A trip to Kojonup is a step back in time with its traditional country settlement of historic buildings and friendly people.
Kojonup is the gateway to Western Australia's rural great southern region. Its freshwater springs attracted European settlers in 1837 and the town still has the trademarks of a traditional country settlement, with historic buildings and friendly people.
Many country towns have faded into obscurity, but the Kojonup locals wanted their town to thrive, so they raised money and built Kodja Place to tell the story of their town. Its theme is "One Story, Many Voices" and includes the farm and reserve stories of early settlers. You can sit in a school bus, drive a ute and check out a snazzy shearing shed.
Built to strengthen reconciliation between the communities, Kodja Place has involved hundreds of locals. It shows black and white history side by side and reinforces an overall message of tolerance and unity. The building is shaped like the Noongar stone axe of the Aboriginal people and built from iron and earth.
It began when Penny Young wanted to set up a rose garden of purely Australian-bred blooms. Now there is a low rose maze divided into sections representing decades of the 20th century. The roses have great names, such as the Allies, Pacific Triumph, Onkaparinga and Babe. The maze follows the lives of three fictional women of the last century, one Aboriginal, one Italian, the other British. Their stories intertwine.
The Linear Gallery in the handle of the axe-shaped building features a 4m x 3m mural telling a story about the local land. Colours are symbolic: ochre stands for traditional Aboriginal beliefs, white means settlers, brown is for harvesting the land and green means replanting. Animal tracks which stop short show how settlers culled them.
Visitors can enjoy billy tea and damper made on a fire at a traditional Aboriginal campsite, complete with lean-to.
A replica of early government housing provided for Aboriginals is basically a tin shed which has no power, a wood stove and kerosene refrigerator. One ablutions block and one tap served the entire community. Conditions were grim. The last one was vacated in 1971 when some people had the luxury of running water and power for the first time.
Kojonup shire was the first in Western Australia to have a million sheep, so it is fitting that a shearing shed is represented.

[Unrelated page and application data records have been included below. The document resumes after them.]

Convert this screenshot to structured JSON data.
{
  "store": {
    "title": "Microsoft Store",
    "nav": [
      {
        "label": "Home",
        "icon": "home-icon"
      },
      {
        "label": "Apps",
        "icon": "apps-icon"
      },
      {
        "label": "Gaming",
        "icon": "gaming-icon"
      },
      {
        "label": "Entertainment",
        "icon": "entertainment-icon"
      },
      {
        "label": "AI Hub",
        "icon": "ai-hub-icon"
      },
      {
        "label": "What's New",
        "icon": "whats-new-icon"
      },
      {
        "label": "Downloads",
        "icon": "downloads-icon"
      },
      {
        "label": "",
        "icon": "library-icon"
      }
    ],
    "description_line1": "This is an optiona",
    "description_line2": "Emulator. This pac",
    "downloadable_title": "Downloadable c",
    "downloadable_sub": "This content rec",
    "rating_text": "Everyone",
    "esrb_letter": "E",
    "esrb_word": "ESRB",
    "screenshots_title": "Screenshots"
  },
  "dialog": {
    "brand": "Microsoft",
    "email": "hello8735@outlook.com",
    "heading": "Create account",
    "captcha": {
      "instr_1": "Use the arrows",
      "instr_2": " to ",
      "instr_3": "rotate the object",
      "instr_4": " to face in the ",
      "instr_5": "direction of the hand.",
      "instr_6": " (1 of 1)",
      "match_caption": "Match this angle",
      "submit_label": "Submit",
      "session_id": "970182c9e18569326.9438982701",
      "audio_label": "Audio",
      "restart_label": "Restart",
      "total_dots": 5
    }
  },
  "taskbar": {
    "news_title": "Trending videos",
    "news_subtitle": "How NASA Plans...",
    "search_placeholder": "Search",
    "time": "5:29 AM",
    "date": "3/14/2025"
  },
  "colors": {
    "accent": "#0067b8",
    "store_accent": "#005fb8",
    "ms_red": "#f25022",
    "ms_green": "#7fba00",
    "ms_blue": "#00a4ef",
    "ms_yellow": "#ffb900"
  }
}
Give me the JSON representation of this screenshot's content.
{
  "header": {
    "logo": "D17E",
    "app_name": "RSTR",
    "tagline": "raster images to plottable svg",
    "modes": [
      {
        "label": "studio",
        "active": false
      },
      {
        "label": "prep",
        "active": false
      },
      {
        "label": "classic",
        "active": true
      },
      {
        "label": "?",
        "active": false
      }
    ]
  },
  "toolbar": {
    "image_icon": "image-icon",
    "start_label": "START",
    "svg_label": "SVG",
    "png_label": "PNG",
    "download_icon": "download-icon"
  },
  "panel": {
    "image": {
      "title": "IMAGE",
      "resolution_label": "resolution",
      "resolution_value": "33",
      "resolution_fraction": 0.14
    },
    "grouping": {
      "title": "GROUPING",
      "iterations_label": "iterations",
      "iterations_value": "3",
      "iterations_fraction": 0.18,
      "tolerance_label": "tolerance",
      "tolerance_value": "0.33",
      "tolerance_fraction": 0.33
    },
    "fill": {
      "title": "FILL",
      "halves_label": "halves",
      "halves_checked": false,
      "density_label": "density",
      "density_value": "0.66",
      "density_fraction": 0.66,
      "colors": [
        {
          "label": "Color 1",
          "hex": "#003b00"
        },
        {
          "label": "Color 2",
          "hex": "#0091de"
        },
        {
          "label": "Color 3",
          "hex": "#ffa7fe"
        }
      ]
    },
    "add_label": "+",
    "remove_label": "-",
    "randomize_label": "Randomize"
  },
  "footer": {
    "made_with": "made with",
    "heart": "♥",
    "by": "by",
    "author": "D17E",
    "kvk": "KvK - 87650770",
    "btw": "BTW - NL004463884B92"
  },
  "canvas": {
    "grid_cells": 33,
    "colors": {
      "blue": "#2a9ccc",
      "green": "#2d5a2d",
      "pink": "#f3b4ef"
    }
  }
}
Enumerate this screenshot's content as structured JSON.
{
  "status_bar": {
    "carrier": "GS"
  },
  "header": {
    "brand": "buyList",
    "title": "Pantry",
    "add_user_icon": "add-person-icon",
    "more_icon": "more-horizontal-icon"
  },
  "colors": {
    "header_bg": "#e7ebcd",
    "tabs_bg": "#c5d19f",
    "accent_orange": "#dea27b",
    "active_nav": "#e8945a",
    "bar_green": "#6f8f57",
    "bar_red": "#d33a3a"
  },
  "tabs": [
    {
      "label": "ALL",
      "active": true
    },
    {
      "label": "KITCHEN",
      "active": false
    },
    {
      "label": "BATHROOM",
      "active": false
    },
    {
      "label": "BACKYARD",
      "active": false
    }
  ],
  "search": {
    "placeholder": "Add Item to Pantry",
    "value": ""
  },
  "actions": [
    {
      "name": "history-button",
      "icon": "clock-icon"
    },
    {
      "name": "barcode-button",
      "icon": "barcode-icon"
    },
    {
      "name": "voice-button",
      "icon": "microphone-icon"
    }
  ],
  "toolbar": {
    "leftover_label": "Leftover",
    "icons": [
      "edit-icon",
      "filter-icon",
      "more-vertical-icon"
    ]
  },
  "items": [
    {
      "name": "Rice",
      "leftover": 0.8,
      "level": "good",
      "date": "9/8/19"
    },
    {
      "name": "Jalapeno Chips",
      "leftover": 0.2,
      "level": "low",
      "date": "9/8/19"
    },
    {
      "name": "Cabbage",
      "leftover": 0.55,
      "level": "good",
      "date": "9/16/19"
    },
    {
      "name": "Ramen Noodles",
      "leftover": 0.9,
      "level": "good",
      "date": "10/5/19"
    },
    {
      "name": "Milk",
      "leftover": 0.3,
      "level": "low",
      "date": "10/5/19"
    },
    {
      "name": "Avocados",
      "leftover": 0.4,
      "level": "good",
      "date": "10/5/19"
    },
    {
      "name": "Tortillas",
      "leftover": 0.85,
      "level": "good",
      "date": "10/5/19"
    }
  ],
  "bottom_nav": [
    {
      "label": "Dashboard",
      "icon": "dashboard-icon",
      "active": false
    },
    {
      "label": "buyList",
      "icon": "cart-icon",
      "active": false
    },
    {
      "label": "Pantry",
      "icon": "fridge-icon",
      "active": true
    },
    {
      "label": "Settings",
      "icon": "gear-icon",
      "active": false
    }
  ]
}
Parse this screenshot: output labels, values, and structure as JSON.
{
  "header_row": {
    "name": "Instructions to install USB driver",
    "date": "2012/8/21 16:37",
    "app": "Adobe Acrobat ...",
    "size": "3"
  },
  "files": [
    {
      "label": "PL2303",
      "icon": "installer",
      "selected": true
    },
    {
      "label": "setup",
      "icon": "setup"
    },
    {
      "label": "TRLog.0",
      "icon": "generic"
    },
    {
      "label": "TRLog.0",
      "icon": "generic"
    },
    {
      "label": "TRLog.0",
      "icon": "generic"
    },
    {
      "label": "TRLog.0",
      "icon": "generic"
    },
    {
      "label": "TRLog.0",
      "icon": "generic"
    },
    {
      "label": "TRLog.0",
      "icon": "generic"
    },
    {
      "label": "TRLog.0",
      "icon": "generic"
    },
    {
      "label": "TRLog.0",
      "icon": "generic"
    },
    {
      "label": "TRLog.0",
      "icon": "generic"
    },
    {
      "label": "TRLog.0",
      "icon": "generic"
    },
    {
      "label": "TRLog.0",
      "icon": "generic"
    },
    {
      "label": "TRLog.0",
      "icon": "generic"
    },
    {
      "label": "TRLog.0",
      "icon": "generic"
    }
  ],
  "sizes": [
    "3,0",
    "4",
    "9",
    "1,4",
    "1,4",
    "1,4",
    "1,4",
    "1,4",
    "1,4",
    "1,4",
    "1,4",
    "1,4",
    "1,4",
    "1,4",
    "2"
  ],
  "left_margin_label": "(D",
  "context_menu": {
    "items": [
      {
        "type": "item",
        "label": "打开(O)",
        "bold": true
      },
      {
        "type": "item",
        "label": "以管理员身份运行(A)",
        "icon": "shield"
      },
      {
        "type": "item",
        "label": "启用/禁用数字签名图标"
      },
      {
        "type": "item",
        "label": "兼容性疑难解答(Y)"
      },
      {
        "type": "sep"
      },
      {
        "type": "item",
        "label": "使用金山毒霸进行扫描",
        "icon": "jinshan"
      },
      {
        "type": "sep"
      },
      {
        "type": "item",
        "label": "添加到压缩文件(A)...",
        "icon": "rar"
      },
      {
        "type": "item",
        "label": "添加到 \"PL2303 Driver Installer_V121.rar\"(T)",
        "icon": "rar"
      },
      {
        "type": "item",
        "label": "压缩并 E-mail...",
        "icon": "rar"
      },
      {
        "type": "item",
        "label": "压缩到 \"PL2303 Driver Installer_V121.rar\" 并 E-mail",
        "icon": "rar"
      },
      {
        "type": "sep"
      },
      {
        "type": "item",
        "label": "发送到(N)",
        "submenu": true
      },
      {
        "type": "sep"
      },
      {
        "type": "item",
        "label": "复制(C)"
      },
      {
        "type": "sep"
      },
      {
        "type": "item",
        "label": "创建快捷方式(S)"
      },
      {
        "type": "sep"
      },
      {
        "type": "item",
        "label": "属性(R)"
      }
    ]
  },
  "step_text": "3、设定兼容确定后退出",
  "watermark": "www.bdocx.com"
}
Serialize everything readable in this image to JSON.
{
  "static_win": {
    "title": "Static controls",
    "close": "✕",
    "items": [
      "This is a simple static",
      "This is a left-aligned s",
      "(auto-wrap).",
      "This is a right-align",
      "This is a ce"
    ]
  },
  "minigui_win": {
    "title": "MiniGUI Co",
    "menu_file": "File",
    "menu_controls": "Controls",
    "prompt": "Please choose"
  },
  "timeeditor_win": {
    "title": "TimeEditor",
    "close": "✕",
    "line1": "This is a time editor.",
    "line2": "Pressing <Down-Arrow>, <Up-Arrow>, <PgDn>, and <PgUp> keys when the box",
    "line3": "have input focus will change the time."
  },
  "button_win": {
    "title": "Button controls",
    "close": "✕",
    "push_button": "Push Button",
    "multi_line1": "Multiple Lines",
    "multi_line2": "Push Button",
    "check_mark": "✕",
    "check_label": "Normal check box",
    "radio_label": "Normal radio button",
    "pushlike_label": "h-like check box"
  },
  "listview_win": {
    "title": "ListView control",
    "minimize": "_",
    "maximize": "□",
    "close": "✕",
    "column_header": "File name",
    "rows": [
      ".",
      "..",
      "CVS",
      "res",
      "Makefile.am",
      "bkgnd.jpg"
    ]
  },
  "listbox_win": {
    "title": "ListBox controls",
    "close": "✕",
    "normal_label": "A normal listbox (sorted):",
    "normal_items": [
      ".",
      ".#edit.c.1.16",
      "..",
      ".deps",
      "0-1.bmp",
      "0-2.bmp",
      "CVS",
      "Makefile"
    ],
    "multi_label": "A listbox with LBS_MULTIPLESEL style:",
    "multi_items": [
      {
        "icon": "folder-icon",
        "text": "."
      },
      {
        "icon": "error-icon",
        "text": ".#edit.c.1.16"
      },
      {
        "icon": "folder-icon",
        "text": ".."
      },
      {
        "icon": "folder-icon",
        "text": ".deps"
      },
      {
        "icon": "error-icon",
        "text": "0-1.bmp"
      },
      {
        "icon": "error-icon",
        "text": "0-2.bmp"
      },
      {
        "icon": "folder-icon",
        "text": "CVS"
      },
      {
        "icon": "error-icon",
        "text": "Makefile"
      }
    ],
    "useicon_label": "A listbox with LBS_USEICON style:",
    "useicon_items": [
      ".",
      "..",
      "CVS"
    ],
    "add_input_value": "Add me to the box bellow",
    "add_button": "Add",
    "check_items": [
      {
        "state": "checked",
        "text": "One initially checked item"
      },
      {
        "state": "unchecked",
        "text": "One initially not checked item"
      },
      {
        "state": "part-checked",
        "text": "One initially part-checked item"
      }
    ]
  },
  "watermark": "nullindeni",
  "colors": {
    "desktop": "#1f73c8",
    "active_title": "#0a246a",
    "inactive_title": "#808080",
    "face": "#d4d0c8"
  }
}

One of the state's oldest surviving buildings overlooks the town spring. The military barracks were constructed in 1845 in the heart of town.
This joint venture between the local tourism association and Aboriginal community is a real success story and well worth a visit.